Kirk Dombrowski (University of Nebraska-Lincoln)
Bilal Khan (City University of New York)
Peer influence has received considerable attention from social network analysis, and more broadly. The availability of topologies that go beyond ego networks has opened considerable debate about commutative effects, while time series network data has allowed for the separation of assortative effects from behavior change. Missing from most accounts, however, is information about—and means for incorporating into network models—peoples’ dispositions towards their own behaviors, as well as the behaviors of their peers. Someone can be both indifferent to their own smoking behavior while disapproving of the same behaviors in their close associates, and vice versa.
This presentation explores a method for formalizing network data that includes both disposition towards ego’s own behavior, and his/her disposition toward the same behaviors in those around him/her. The ability to incorporate such data into models that normally deal only with similarity or difference of behavioral state moves our models a step closer to what intuition tells us to be an important aspect of peer influence—how those around us “feel” about our habits, behaviors, or personal states.

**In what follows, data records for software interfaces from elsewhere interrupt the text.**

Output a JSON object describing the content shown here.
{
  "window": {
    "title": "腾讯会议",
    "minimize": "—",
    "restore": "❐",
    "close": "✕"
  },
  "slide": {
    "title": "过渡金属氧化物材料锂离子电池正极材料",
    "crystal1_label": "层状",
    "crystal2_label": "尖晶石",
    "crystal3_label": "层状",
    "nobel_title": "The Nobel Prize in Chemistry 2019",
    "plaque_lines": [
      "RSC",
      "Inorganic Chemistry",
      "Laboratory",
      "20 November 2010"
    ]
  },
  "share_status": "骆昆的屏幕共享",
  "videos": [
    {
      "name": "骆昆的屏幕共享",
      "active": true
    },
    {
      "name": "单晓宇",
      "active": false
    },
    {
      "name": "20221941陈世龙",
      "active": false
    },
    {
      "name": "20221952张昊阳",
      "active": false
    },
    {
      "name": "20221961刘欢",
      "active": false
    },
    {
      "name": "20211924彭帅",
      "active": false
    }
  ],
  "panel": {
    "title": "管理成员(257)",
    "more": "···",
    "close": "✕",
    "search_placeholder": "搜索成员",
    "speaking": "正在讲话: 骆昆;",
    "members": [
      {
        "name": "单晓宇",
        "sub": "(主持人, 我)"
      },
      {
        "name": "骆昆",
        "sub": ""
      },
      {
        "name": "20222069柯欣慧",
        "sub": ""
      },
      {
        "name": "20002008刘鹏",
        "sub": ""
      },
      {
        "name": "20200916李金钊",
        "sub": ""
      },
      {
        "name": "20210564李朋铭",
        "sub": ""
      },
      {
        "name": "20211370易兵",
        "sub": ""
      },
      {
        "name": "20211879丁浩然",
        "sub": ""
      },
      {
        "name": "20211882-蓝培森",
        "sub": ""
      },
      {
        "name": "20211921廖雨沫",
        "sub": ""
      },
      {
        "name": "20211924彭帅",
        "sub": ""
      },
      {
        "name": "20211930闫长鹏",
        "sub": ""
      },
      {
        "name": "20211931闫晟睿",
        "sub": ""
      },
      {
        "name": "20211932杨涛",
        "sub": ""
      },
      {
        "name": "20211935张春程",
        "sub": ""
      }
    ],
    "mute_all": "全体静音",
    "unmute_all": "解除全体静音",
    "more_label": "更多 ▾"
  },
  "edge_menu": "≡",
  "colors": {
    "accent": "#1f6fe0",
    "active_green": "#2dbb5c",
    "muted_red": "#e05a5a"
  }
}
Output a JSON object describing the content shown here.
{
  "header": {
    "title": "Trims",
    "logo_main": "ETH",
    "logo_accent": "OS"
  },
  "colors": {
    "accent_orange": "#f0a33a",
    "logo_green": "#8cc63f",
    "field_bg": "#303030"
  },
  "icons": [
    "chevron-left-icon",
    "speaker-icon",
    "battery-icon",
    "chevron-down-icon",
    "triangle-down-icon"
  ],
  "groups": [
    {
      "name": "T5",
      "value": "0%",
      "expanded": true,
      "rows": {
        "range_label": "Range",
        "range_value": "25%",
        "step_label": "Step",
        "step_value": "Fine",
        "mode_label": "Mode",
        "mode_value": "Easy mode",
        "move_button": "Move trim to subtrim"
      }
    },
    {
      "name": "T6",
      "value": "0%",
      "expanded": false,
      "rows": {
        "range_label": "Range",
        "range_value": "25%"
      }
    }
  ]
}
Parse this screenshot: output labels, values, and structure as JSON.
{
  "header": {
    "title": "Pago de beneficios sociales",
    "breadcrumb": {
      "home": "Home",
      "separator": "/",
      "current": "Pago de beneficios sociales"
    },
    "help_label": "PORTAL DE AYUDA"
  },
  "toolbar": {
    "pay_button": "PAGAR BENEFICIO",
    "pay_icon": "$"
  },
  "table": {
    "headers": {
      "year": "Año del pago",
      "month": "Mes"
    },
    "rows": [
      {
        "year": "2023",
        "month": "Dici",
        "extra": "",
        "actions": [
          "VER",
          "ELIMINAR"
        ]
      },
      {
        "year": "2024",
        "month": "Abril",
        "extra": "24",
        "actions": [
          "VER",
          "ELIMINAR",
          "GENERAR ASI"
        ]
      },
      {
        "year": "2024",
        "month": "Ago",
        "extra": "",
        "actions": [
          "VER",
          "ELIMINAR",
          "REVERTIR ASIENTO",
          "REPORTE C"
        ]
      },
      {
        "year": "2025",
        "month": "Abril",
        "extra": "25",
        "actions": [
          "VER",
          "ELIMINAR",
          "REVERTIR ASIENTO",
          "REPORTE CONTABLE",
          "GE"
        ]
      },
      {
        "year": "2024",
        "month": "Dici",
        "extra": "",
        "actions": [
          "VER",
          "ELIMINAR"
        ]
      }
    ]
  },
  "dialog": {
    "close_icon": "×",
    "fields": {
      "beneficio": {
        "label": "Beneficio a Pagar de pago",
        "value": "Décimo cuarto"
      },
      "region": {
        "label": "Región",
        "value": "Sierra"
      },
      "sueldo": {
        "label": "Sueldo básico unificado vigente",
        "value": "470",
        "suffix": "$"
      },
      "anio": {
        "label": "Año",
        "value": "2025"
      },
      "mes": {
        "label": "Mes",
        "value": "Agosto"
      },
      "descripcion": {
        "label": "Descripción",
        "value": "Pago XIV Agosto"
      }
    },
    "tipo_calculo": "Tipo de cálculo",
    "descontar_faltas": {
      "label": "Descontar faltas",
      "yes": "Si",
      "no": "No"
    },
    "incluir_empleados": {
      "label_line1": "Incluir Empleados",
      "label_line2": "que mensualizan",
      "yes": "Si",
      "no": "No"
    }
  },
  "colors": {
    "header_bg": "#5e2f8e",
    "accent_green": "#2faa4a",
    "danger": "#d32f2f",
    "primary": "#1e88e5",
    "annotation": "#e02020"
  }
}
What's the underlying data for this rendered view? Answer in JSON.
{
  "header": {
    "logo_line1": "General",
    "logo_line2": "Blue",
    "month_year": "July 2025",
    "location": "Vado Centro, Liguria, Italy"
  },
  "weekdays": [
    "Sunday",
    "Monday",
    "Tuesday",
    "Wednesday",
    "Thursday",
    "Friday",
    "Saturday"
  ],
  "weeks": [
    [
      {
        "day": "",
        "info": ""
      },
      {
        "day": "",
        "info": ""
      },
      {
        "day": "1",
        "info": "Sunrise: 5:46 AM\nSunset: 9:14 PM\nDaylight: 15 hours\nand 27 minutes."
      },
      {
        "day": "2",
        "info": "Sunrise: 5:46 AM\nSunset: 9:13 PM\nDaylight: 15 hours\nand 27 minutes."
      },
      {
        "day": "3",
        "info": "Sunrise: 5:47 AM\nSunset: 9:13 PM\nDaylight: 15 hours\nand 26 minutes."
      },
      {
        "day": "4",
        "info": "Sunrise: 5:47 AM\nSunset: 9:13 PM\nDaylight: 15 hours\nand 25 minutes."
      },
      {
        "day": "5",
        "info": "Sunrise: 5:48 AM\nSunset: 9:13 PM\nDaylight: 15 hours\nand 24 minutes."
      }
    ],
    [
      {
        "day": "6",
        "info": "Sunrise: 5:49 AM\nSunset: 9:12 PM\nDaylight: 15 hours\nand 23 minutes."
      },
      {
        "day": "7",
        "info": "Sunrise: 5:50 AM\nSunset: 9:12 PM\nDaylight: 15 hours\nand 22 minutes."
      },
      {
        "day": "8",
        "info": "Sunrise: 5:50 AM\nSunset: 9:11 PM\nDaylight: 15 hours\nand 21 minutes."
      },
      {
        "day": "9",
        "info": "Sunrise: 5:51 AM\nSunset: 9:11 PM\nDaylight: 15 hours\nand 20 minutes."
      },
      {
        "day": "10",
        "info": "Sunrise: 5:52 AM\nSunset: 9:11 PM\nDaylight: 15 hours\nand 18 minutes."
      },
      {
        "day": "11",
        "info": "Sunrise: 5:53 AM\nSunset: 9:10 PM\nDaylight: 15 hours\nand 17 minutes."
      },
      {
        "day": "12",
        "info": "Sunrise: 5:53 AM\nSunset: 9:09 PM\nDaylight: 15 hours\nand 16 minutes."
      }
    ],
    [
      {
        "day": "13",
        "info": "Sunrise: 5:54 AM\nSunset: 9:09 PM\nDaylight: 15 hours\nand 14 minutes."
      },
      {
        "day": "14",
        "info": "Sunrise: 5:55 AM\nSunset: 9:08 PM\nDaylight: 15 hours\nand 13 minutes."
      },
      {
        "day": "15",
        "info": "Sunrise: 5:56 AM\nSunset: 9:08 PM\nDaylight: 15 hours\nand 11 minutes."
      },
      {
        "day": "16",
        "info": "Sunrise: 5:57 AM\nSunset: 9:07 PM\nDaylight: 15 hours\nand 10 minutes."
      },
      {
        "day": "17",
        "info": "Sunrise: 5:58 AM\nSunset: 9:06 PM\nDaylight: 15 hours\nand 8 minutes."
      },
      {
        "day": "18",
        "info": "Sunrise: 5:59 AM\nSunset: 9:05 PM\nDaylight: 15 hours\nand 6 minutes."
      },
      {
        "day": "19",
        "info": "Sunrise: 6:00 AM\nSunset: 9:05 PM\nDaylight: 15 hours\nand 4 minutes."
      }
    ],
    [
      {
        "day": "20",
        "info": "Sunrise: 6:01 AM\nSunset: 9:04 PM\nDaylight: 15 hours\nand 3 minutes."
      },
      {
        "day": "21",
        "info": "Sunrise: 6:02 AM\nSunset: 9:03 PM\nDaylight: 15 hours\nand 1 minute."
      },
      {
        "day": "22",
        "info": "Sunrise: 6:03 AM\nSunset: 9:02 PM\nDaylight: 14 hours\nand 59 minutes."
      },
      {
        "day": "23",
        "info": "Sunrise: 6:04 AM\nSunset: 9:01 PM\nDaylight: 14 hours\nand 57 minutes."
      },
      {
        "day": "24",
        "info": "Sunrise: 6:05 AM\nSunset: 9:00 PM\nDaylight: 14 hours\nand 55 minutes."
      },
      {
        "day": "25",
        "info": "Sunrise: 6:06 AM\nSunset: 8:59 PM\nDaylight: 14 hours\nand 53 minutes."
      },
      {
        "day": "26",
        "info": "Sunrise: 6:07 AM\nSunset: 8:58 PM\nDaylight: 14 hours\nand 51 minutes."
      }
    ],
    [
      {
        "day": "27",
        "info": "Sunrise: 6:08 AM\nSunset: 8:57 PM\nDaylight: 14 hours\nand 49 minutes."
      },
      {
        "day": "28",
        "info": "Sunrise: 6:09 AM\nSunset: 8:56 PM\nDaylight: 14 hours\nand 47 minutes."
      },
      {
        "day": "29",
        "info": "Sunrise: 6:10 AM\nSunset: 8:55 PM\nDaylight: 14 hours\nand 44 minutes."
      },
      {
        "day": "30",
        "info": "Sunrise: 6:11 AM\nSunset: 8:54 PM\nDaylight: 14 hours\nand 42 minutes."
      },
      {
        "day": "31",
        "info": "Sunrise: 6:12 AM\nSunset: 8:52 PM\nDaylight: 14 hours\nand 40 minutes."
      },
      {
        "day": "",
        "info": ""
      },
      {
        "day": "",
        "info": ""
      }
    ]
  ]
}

The paper describes the formalization process and applies it to social network data on alcohol co-use in a northern indigenous community in North America.